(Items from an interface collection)
****************

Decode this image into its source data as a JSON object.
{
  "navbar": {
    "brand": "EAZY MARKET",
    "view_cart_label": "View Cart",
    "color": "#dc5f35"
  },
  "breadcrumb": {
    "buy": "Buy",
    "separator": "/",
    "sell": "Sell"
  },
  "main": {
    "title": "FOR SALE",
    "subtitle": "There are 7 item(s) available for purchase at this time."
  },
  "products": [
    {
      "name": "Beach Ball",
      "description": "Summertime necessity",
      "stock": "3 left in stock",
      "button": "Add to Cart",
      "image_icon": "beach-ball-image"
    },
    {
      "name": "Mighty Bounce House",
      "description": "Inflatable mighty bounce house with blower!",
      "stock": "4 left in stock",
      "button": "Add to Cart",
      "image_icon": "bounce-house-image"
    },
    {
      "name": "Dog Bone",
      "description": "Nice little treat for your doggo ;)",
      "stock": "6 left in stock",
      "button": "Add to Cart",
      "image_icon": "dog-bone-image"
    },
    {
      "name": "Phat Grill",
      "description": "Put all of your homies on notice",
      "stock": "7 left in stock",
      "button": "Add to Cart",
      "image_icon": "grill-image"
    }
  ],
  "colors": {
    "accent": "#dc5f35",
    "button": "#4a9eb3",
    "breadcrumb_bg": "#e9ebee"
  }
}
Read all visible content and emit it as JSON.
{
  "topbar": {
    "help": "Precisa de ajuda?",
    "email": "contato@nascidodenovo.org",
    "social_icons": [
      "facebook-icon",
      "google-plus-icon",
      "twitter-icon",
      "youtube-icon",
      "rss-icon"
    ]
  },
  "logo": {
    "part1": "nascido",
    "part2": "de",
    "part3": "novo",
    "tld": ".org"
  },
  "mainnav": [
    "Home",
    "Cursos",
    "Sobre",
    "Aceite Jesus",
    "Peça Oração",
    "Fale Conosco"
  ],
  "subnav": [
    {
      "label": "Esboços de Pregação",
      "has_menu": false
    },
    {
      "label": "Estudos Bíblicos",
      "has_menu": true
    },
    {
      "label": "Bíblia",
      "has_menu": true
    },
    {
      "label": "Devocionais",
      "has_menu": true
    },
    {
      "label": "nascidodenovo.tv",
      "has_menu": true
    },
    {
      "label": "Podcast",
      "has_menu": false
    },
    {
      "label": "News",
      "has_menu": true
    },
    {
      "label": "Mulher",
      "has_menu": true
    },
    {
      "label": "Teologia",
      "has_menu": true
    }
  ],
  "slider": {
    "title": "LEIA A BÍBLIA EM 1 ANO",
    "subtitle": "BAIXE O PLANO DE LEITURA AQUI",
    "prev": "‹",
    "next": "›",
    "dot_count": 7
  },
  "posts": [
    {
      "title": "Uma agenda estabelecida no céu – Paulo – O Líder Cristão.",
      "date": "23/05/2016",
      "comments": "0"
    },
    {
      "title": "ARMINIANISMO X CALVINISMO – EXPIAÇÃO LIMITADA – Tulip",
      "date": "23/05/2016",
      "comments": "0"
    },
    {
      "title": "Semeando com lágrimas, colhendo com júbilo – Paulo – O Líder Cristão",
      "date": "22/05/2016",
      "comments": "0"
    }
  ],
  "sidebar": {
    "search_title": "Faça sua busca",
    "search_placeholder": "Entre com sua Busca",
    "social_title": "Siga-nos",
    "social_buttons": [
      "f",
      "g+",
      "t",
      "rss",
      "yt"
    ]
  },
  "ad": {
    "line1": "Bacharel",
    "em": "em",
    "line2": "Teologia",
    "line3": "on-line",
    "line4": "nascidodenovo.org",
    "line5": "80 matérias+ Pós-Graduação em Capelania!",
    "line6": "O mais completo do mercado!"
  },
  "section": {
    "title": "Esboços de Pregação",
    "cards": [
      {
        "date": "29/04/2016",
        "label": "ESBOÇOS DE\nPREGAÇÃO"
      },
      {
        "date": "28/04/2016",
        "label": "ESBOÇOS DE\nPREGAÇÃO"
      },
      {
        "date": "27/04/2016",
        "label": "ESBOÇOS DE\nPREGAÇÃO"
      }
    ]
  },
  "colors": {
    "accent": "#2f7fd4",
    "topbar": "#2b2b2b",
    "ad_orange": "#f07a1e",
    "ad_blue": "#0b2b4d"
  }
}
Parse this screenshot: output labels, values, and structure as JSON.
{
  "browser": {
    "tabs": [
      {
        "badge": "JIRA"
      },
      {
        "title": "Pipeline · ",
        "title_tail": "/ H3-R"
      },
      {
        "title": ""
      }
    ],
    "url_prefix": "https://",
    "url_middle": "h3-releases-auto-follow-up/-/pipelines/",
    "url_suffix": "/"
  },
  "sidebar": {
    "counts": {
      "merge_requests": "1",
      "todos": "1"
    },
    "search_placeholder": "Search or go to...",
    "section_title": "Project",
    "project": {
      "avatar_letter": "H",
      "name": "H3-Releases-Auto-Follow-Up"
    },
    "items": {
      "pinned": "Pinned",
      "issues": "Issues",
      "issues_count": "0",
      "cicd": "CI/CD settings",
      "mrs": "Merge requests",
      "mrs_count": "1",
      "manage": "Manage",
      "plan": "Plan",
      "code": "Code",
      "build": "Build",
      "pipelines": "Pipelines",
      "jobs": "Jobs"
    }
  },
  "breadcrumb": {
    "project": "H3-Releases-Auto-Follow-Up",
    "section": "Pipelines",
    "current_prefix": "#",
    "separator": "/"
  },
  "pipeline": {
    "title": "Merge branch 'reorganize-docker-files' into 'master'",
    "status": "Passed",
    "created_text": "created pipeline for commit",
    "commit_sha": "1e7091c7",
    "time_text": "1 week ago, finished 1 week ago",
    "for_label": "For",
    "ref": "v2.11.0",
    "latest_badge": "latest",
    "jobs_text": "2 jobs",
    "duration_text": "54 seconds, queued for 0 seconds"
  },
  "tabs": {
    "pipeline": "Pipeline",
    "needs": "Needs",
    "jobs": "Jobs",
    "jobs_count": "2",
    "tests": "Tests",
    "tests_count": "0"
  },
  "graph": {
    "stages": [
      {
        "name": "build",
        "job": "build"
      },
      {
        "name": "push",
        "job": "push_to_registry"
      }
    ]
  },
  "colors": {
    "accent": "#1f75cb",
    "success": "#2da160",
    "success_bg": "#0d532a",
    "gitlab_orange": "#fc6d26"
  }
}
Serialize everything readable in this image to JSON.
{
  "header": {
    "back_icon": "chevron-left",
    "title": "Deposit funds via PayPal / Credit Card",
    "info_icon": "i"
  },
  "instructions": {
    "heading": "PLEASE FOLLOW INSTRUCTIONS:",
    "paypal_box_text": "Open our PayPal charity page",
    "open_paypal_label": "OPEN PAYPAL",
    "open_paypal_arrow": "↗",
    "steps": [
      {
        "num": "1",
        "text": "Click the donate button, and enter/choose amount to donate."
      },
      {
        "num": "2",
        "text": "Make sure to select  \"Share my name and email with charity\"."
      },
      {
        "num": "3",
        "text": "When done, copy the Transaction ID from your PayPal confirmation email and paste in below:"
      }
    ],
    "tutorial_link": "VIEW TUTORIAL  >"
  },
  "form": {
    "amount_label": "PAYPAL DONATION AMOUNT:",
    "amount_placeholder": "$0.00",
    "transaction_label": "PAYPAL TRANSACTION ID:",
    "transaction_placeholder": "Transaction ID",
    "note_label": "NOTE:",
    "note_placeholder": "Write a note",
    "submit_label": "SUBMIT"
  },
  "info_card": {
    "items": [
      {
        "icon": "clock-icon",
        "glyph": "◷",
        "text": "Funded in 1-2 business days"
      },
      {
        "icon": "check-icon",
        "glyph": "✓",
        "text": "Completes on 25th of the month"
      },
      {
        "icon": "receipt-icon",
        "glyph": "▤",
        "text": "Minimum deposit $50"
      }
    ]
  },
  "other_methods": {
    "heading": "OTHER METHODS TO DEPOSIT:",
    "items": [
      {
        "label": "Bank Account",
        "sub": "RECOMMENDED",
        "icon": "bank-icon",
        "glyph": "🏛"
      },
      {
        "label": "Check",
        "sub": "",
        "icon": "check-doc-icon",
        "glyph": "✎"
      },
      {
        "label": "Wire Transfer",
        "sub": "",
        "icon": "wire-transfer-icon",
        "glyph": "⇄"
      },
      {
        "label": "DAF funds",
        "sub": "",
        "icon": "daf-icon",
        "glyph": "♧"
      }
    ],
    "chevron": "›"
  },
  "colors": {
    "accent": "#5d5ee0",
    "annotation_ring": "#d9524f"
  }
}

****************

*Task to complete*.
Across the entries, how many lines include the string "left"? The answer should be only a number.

*Answer section*.
5